**Instructions to follow:** Check each line of the entries. Copy the ones that contain the string "with".

**Data records for software interfaces:**

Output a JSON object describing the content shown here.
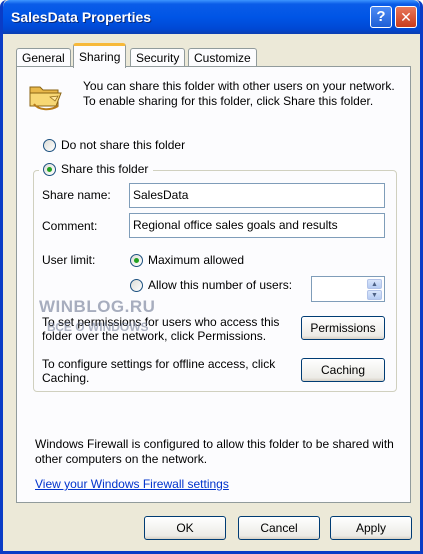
{
  "window": {
    "title": "SalesData Properties",
    "help_glyph": "?",
    "close_glyph": "✕"
  },
  "tabs": [
    {
      "label": "General"
    },
    {
      "label": "Sharing",
      "active": true
    },
    {
      "label": "Security"
    },
    {
      "label": "Customize"
    }
  ],
  "sharing": {
    "intro": "You can share this folder with other users on your network.  To enable sharing for this folder, click Share this folder.",
    "do_not_share_label": "Do not share this folder",
    "share_label": "Share this folder",
    "share_name_label": "Share name:",
    "share_name_value": "SalesData",
    "comment_label": "Comment:",
    "comment_value": "Regional office sales goals and results",
    "user_limit_label": "User limit:",
    "max_allowed_label": "Maximum allowed",
    "allow_number_label": "Allow this number of users:",
    "allow_number_value": "",
    "permissions_text": "To set permissions for users who access this folder over the network, click Permissions.",
    "permissions_button": "Permissions",
    "caching_text": "To configure settings for offline access, click Caching.",
    "caching_button": "Caching",
    "firewall_text": "Windows Firewall is configured to allow this folder to be shared with other computers on the network.",
    "firewall_link": "View your Windows Firewall settings",
    "selected_share_option": "share",
    "selected_user_limit": "maximum"
  },
  "footer": {
    "ok": "OK",
    "cancel": "Cancel",
    "apply": "Apply"
  },
  "watermark": {
    "main": "WINBLOG.RU",
    "sub": "ВСЁ О WINDOWS"
  },
  "colors": {
    "title_bar": "#0055e6",
    "active_tab_accent": "#f7b93a",
    "dialog_bg": "#ece9d8",
    "link": "#0033cc"
  },
  "icons": {
    "folder": "shared-folder-icon",
    "spin_up": "spin-up-icon",
    "spin_down": "spin-down-icon"
  }
}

**Written solution:**
    "intro": "You can share this folder with other users on your network.  To enable sharing for this folder, click Share this folder.",
    "firewall_text": "Windows Firewall is configured to allow this folder to be shared with other computers on the network.",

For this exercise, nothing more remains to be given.